Elizabeth School Board President Marie Munn, a City of Elizabeth employee, and the husband of the Head of Custodians for the Elizabeth School District were all arrested this morning and charged with defrauding the Elizabeth School District’s free lunch program, according to the state Attorney General’s Office.

Munn, head of custodians Peter Abitanto and schools district employee Angela Lucio allegedly falsified information on applications for the Elizabeth Public Schools Free and Reduced Price School Meals Program, which led to the theft of a total of more than $7,000 in free or low-cost lunches. 

Detectives of the New Jersey State Police Official Corruption North Unit arrested all three at their homes this morning.  They were processed at the State Police Newark Station and released. 

“It is deeply troubling that the president of the Elizabeth School Board and the spouses of two other high-level district officials were allegedly stealing from a program intended to ensure that disadvantaged children get the nutritious lunches that they need to thrive in school,” said Dow. “We will not tolerate this type of abuse of a publicly funded assistance program by school district insiders.”

“We allege that the three individuals charged today exploited the federally subsidized school lunch program by lying about their family incomes to obtain free lunches for their children,” said Criminal Justrice Division Director Stephen Taylor. “Our investigation into fraud in this program is ongoing.”

The AG’s Office said that on five occasions from 2006 to 2011, Munn falsified information on school lunch applications which resulted in the theft of $3,946 worth of free lunches for her two children.  For example, on at least one application, Munn allegedly falsified her weekly income and omitted her husband’s salary completely. 

By falsifying applications from 2006 to 2011 for free lunches, Abitanto allegedly wrongfully obtained $2,169 worth of free lunches for his child.  An investigation determined that Abitanto allegedly falsified his salary information. 

Lastly, it is alleged that on three occasions from 2008 to 2011, Lucio falsified applications and wrongfully obtained $899 worth of free lunches for her two children. 

The investigation was launched by the Division of Criminal Justice Corruption Bureau after an article in The Star-Ledger revealed that the children of officials in the Elizabeth school district were improperly participating in the federally subsidized school lunch program despite household incomes that exceeded the limits for eligibility.

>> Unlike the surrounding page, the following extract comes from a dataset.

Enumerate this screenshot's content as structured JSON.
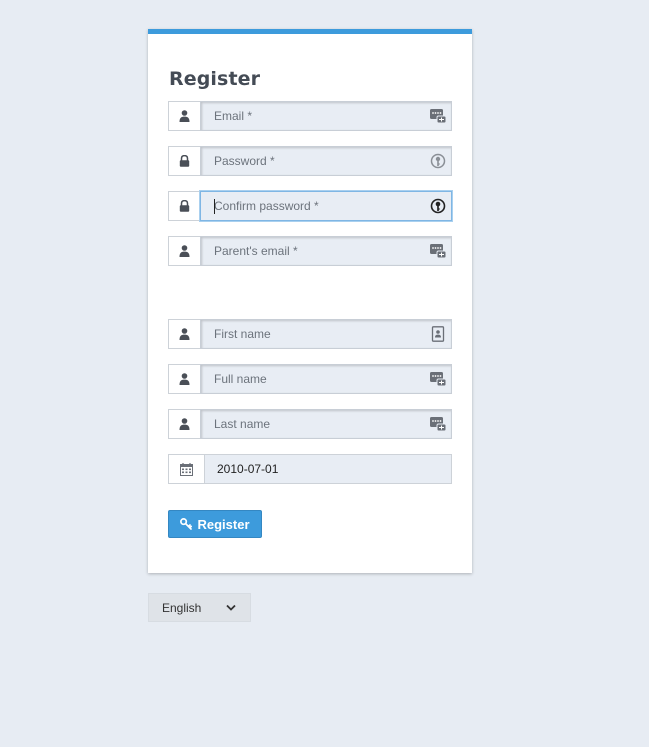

“Because the charges are indictable offenses, this case is subject to presentation to a grand jury for potential indictment. The charges are merely accusations and the defendants are presumed innocent until proven guilty,” according to a release from the state AG’s Office. “Third-degree crimes carry a maximum sentence of five years in state prison and a $15,000 fine.

“Detective Lisa King of the New Jersey State Police Official Corruption North Unit and Deputy Attorney General Mark Ondris of the Division of Criminal Justice Corruption Bureau conducted and coordinated the investigation.  They were assisted by Detective Pablo Castro of the State Police Official Corruption North Unit.  The case has been assigned to Deputy Attorney General Ondris for prosecution.”

State Sen. Mike Doherty, (R-23), Oxford, applauded the arrests.

“This is the tip of the iceberg,” said Doherty, who advocates school funding reform. “I am advocating that we make this a major issue of the fall campaign. Had we taken this issue as the primary issue of the campaign, we would be going in for the kill. Certainly, there is still an opportunity to ramp this issue up.”